Source records
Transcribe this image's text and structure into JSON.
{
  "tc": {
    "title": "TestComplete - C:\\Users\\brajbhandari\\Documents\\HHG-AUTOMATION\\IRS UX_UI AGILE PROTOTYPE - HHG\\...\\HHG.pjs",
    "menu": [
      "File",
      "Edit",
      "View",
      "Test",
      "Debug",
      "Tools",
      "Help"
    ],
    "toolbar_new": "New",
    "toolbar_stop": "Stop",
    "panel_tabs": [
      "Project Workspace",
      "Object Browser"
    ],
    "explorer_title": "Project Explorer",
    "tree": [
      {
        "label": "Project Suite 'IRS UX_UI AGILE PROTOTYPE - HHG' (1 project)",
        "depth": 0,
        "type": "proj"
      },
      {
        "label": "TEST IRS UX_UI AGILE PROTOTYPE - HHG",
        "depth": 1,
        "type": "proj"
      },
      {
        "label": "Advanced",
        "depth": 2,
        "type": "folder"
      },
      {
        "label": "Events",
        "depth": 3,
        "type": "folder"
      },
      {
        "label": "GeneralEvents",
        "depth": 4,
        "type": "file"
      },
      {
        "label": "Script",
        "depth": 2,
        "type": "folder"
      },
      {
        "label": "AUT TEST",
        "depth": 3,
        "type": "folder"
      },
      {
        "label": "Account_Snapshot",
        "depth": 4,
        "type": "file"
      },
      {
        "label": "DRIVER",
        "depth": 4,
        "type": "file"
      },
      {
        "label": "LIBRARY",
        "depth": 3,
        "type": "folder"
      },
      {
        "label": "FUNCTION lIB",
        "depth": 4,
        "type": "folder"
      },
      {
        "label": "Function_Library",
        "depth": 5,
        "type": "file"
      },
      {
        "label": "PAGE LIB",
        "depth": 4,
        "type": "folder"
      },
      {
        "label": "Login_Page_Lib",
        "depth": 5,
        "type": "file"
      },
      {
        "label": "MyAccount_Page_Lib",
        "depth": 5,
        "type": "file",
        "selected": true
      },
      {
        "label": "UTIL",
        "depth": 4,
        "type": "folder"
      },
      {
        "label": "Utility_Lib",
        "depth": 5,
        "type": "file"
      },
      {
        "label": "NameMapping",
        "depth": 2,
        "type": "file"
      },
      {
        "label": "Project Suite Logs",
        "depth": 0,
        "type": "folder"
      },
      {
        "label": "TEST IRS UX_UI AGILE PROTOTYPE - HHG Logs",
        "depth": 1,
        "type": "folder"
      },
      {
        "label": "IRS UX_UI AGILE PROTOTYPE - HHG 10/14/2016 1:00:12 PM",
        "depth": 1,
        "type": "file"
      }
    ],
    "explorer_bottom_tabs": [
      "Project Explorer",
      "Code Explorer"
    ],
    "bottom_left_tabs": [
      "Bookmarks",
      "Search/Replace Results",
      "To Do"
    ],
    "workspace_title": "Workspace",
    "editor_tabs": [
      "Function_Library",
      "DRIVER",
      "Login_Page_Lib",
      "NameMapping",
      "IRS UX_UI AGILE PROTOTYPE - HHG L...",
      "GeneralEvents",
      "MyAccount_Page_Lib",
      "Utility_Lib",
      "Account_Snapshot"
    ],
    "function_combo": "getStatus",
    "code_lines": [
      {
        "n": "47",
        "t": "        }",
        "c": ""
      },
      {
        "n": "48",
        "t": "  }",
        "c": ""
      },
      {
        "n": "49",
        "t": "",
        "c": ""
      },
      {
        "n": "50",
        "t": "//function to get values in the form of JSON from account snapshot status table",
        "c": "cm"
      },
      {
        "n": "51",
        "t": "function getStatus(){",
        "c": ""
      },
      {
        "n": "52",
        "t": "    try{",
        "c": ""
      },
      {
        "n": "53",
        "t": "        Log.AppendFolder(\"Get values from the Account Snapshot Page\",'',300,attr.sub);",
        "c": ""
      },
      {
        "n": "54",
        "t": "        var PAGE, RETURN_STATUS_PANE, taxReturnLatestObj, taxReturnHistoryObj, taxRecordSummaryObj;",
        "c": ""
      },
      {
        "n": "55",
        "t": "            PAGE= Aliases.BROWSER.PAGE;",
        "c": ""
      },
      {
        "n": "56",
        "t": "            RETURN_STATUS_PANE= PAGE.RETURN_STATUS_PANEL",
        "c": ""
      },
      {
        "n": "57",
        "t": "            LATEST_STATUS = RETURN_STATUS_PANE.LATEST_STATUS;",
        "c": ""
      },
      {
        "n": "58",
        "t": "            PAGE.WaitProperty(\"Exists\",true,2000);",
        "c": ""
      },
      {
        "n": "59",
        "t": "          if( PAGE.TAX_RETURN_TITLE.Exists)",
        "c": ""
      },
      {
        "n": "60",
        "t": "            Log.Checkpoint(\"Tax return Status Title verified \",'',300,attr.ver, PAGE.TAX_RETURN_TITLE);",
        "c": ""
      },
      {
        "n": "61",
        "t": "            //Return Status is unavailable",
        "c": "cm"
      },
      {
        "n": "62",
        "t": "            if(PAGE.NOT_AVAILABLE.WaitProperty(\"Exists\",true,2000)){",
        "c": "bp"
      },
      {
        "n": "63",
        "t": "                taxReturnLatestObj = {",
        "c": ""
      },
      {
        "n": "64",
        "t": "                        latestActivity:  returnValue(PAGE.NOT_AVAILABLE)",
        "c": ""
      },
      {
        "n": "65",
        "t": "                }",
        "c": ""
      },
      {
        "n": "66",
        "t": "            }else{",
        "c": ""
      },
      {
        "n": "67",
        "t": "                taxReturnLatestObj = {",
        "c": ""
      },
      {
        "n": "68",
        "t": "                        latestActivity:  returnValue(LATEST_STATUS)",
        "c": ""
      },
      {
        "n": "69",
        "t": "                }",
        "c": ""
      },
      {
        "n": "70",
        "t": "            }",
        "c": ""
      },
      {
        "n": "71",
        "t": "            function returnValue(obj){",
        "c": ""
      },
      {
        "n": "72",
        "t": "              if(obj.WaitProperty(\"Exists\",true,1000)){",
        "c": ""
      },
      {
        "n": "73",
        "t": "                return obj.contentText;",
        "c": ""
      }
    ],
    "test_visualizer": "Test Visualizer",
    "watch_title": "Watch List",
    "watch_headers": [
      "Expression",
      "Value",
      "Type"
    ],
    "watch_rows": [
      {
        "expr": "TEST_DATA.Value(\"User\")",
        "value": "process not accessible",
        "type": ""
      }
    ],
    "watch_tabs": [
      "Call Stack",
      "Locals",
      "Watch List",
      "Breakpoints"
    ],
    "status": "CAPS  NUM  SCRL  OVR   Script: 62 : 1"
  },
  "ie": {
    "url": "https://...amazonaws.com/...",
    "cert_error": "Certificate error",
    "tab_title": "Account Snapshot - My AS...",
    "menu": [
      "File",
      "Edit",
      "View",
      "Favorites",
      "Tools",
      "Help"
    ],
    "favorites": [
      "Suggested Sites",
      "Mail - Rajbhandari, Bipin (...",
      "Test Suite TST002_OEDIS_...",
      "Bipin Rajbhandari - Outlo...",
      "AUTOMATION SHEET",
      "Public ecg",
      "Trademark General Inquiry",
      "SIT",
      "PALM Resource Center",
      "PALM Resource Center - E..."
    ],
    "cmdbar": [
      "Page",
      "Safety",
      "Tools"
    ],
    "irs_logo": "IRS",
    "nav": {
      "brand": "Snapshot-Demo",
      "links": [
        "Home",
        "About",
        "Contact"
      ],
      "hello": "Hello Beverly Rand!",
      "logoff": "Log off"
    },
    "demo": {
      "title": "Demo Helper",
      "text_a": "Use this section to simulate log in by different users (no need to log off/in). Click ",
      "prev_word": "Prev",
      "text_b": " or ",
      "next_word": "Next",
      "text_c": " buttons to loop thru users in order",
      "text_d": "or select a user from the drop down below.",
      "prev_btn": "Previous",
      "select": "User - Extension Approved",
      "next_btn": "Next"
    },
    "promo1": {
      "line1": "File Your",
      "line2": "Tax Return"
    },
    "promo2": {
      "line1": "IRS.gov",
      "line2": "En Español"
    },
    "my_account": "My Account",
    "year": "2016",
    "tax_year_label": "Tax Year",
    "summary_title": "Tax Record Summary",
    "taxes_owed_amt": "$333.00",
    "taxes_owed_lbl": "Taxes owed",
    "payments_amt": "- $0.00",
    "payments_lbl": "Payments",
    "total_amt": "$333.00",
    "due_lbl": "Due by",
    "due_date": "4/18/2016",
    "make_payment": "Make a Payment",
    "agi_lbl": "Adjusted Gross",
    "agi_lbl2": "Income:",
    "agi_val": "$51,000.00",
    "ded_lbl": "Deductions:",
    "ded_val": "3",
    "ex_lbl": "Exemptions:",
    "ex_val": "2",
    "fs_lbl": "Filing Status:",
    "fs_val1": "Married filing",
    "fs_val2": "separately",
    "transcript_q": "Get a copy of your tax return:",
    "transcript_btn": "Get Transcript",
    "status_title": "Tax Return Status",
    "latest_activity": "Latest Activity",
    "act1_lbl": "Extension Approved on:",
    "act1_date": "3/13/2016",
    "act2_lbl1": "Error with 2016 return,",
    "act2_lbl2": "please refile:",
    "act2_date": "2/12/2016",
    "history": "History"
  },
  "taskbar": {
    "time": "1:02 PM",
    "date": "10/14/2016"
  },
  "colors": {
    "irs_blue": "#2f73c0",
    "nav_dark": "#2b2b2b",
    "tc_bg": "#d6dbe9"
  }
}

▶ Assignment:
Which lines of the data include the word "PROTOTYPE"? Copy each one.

▶ Output for this task:
    "title": "TestComplete - C:\\Users\\brajbhandari\\Documents\\HHG-AUTOMATION\\IRS UX_UI AGILE PROTOTYPE - HHG\\...\\HHG.pjs",
        "label": "Project Suite 'IRS UX_UI AGILE PROTOTYPE - HHG' (1 project)",
        "label": "TEST IRS UX_UI AGILE PROTOTYPE - HHG",
        "label": "TEST IRS UX_UI AGILE PROTOTYPE - HHG Logs",
        "label": "IRS UX_UI AGILE PROTOTYPE - HHG 10/14/2016 1:00:12 PM",
      "IRS UX_UI AGILE PROTOTYPE - HHG L...",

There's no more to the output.